*** SOURCE DATA ***

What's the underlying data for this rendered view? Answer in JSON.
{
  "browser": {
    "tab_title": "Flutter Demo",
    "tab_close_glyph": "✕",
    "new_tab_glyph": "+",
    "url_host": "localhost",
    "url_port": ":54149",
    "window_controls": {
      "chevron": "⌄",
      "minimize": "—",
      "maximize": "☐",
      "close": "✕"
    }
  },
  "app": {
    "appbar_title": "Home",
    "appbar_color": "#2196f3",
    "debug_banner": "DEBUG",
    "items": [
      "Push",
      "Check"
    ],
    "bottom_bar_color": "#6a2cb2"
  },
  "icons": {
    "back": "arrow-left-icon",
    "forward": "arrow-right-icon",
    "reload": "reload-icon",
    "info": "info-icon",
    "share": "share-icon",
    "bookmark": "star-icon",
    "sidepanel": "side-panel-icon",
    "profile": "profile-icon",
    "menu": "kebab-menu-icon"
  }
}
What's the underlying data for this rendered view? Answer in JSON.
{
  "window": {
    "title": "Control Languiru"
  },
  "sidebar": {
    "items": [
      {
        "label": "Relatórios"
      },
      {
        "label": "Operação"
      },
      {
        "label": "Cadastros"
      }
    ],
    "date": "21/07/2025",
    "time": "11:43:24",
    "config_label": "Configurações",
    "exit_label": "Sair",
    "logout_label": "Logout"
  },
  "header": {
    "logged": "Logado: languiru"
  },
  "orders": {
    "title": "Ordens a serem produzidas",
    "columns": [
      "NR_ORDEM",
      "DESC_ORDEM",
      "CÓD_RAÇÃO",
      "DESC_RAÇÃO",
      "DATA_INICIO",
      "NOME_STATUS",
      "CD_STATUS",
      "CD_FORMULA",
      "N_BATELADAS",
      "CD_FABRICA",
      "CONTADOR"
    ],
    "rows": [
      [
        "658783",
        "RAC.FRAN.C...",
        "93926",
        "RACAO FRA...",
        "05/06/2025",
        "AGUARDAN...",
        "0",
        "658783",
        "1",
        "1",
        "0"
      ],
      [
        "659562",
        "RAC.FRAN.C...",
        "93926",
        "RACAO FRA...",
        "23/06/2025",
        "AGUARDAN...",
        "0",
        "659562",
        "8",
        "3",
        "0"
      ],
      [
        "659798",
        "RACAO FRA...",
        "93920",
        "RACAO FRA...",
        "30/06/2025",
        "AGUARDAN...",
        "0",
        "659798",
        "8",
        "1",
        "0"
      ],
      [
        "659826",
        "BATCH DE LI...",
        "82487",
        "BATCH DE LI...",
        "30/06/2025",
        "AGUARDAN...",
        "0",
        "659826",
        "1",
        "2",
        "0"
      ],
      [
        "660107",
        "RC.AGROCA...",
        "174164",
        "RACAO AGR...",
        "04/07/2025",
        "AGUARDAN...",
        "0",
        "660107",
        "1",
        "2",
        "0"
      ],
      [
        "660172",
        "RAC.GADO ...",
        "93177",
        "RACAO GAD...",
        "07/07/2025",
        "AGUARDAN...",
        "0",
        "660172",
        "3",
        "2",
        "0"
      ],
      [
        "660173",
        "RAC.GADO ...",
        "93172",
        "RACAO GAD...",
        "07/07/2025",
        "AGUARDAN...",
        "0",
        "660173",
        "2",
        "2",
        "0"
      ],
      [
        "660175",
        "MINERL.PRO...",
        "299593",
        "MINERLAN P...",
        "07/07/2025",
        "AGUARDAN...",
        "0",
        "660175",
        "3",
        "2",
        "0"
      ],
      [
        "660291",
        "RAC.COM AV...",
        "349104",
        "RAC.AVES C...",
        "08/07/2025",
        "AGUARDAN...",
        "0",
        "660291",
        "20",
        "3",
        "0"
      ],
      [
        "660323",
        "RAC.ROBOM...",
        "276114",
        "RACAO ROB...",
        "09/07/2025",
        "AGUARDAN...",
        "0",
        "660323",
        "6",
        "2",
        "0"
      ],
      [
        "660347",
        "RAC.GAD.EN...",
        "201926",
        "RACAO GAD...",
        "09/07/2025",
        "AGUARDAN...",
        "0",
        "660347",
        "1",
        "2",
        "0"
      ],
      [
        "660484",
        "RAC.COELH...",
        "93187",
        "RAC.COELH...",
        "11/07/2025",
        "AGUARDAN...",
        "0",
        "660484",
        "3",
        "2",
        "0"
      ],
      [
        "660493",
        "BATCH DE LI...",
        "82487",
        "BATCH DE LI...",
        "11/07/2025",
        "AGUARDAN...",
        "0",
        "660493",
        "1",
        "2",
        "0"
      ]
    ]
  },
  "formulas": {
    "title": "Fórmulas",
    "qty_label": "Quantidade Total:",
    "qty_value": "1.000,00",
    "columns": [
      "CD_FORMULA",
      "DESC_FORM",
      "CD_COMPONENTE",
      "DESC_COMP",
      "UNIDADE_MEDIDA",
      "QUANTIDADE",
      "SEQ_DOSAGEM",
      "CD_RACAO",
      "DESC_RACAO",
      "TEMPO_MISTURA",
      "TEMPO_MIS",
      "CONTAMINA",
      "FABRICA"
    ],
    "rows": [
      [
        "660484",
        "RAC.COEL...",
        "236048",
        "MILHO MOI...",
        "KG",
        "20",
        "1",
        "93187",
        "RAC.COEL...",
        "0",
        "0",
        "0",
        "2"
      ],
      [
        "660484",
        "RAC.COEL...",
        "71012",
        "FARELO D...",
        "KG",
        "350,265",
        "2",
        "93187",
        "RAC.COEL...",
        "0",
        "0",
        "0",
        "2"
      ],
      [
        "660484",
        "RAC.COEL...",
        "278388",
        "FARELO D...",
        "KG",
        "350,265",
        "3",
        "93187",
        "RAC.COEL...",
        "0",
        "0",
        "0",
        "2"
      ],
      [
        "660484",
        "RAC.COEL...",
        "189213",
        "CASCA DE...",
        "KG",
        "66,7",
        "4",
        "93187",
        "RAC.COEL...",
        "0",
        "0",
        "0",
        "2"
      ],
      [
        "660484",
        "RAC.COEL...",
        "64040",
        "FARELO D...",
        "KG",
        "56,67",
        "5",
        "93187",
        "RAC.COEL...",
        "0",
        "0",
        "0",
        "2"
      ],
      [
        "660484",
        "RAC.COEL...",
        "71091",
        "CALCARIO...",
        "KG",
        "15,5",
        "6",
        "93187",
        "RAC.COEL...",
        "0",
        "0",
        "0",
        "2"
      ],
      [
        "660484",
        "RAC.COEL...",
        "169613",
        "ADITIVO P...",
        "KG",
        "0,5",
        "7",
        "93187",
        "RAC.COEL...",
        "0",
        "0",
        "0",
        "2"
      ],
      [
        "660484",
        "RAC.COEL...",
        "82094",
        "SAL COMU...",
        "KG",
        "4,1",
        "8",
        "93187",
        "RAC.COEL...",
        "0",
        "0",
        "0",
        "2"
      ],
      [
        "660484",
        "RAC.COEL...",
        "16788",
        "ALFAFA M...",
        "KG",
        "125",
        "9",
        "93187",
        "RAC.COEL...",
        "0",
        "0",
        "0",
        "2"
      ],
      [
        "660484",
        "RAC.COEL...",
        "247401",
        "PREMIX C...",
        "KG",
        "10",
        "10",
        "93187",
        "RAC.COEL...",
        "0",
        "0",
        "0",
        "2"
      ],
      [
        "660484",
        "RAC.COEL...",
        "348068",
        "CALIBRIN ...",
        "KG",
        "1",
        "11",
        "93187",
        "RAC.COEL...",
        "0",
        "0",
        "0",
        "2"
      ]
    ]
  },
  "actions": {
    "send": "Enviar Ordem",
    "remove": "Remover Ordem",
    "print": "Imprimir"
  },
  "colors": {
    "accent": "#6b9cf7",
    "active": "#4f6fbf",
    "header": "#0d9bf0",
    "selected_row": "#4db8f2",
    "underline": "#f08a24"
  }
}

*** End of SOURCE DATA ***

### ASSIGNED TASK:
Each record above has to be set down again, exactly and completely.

### SOLUTION BELOW:
What's the underlying data for this rendered view? Answer in JSON.
{
  "browser": {
    "tab_title": "Flutter Demo",
    "tab_close_glyph": "✕",
    "new_tab_glyph": "+",
    "url_host": "localhost",
    "url_port": ":54149",
    "window_controls": {
      "chevron": "⌄",
      "minimize": "—",
      "maximize": "☐",
      "close": "✕"
    }
  },
  "app": {
    "appbar_title": "Home",
    "appbar_color": "#2196f3",
    "debug_banner": "DEBUG",
    "items": [
      "Push",
      "Check"
    ],
    "bottom_bar_color": "#6a2cb2"
  },
  "icons": {
    "back": "arrow-left-icon",
    "forward": "arrow-right-icon",
    "reload": "reload-icon",
    "info": "info-icon",
    "share": "share-icon",
    "bookmark": "star-icon",
    "sidepanel": "side-panel-icon",
    "profile": "profile-icon",
    "menu": "kebab-menu-icon"
  }
}
What's the underlying data for this rendered view? Answer in JSON.
{
  "window": {
    "title": "Control Languiru"
  },
  "sidebar": {
    "items": [
      {
        "label": "Relatórios"
      },
      {
        "label": "Operação"
      },
      {
        "label": "Cadastros"
      }
    ],
    "date": "21/07/2025",
    "time": "11:43:24",
    "config_label": "Configurações",
    "exit_label": "Sair",
    "logout_label": "Logout"
  },
  "header": {
    "logged": "Logado: languiru"
  },
  "orders": {
    "title": "Ordens a serem produzidas",
    "columns": [
      "NR_ORDEM",
      "DESC_ORDEM",
      "CÓD_RAÇÃO",
      "DESC_RAÇÃO",
      "DATA_INICIO",
      "NOME_STATUS",
      "CD_STATUS",
      "CD_FORMULA",
      "N_BATELADAS",
      "CD_FABRICA",
      "CONTADOR"
    ],
    "rows": [
      [
        "658783",
        "RAC.FRAN.C...",
        "93926",
        "RACAO FRA...",
        "05/06/2025",
        "AGUARDAN...",
        "0",
        "658783",
        "1",
        "1",
        "0"
      ],
      [
        "659562",
        "RAC.FRAN.C...",
        "93926",
        "RACAO FRA...",
        "23/06/2025",
        "AGUARDAN...",
        "0",
        "659562",
        "8",
        "3",
        "0"
      ],
      [
        "659798",
        "RACAO FRA...",
        "93920",
        "RACAO FRA...",
        "30/06/2025",
        "AGUARDAN...",
        "0",
        "659798",
        "8",
        "1",
        "0"
      ],
      [
        "659826",
        "BATCH DE LI...",
        "82487",
        "BATCH DE LI...",
        "30/06/2025",
        "AGUARDAN...",
        "0",
        "659826",
        "1",
        "2",
        "0"
      ],
      [
        "660107",
        "RC.AGROCA...",
        "174164",
        "RACAO AGR...",
        "04/07/2025",
        "AGUARDAN...",
        "0",
        "660107",
        "1",
        "2",
        "0"
      ],
      [
        "660172",
        "RAC.GADO ...",
        "93177",
        "RACAO GAD...",
        "07/07/2025",
        "AGUARDAN...",
        "0",
        "660172",
        "3",
        "2",
        "0"
      ],
      [
        "660173",
        "RAC.GADO ...",
        "93172",
        "RACAO GAD...",
        "07/07/2025",
        "AGUARDAN...",
        "0",
        "660173",
        "2",
        "2",
        "0"
      ],
      [
        "660175",
        "MINERL.PRO...",
        "299593",
        "MINERLAN P...",
        "07/07/2025",
        "AGUARDAN...",
        "0",
        "660175",
        "3",
        "2",
        "0"
      ],
      [
        "660291",
        "RAC.COM AV...",
        "349104",
        "RAC.AVES C...",
        "08/07/2025",
        "AGUARDAN...",
        "0",
        "660291",
        "20",
        "3",
        "0"
      ],
      [
        "660323",
        "RAC.ROBOM...",
        "276114",
        "RACAO ROB...",
        "09/07/2025",
        "AGUARDAN...",
        "0",
        "660323",
        "6",
        "2",
        "0"
      ],
      [
        "660347",
        "RAC.GAD.EN...",
        "201926",
        "RACAO GAD...",
        "09/07/2025",
        "AGUARDAN...",
        "0",
        "660347",
        "1",
        "2",
        "0"
      ],
      [
        "660484",
        "RAC.COELH...",
        "93187",
        "RAC.COELH...",
        "11/07/2025",
        "AGUARDAN...",
        "0",
        "660484",
        "3",
        "2",
        "0"
      ],
      [
        "660493",
        "BATCH DE LI...",
        "82487",
        "BATCH DE LI...",
        "11/07/2025",
        "AGUARDAN...",
        "0",
        "660493",
        "1",
        "2",
        "0"
      ]
    ]
  },
  "formulas": {
    "title": "Fórmulas",
    "qty_label": "Quantidade Total:",
    "qty_value": "1.000,00",
    "columns": [
      "CD_FORMULA",
      "DESC_FORM",
      "CD_COMPONENTE",
      "DESC_COMP",
      "UNIDADE_MEDIDA",
      "QUANTIDADE",
      "SEQ_DOSAGEM",
      "CD_RACAO",
      "DESC_RACAO",
      "TEMPO_MISTURA",
      "TEMPO_MIS",
      "CONTAMINA",
      "FABRICA"
    ],
    "rows": [
      [
        "660484",
        "RAC.COEL...",
        "236048",
        "MILHO MOI...",
        "KG",
        "20",
        "1",
        "93187",
        "RAC.COEL...",
        "0",
        "0",
        "0",
        "2"
      ],
      [
        "660484",
        "RAC.COEL...",
        "71012",
        "FARELO D...",
        "KG",
        "350,265",
        "2",
        "93187",
        "RAC.COEL...",
        "0",
        "0",
        "0",
        "2"
      ],
      [
        "660484",
        "RAC.COEL...",
        "278388",
        "FARELO D...",
        "KG",
        "350,265",
        "3",
        "93187",
        "RAC.COEL...",
        "0",
        "0",
        "0",
        "2"
      ],
      [
        "660484",
        "RAC.COEL...",
        "189213",
        "CASCA DE...",
        "KG",
        "66,7",
        "4",
        "93187",
        "RAC.COEL...",
        "0",
        "0",
        "0",
        "2"
      ],
      [
        "660484",
        "RAC.COEL...",
        "64040",
        "FARELO D...",
        "KG",
        "56,67",
        "5",
        "93187",
        "RAC.COEL...",
        "0",
        "0",
        "0",
        "2"
      ],
      [
        "660484",
        "RAC.COEL...",
        "71091",
        "CALCARIO...",
        "KG",
        "15,5",
        "6",
        "93187",
        "RAC.COEL...",
        "0",
        "0",
        "0",
        "2"
      ],
      [
        "660484",
        "RAC.COEL...",
        "169613",
        "ADITIVO P...",
        "KG",
        "0,5",
        "7",
        "93187",
        "RAC.COEL...",
        "0",
        "0",
        "0",
        "2"
      ],
      [
        "660484",
        "RAC.COEL...",
        "82094",
        "SAL COMU...",
        "KG",
        "4,1",
        "8",
        "93187",
        "RAC.COEL...",
        "0",
        "0",
        "0",
        "2"
      ],
      [
        "660484",
        "RAC.COEL...",
        "16788",
        "ALFAFA M...",
        "KG",
        "125",
        "9",
        "93187",
        "RAC.COEL...",
        "0",
        "0",
        "0",
        "2"
      ],
      [
        "660484",
        "RAC.COEL...",
        "247401",
        "PREMIX C...",
        "KG",
        "10",
        "10",
        "93187",
        "RAC.COEL...",
        "0",
        "0",
        "0",
        "2"
      ],
      [
        "660484",
        "RAC.COEL...",
        "348068",
        "CALIBRIN ...",
        "KG",
        "1",
        "11",
        "93187",
        "RAC.COEL...",
        "0",
        "0",
        "0",
        "2"
      ]
    ]
  },
  "actions": {
    "send": "Enviar Ordem",
    "remove": "Remover Ordem",
    "print": "Imprimir"
  },
  "colors": {
    "accent": "#6b9cf7",
    "active": "#4f6fbf",
    "header": "#0d9bf0",
    "selected_row": "#4db8f2",
    "underline": "#f08a24"
  }
}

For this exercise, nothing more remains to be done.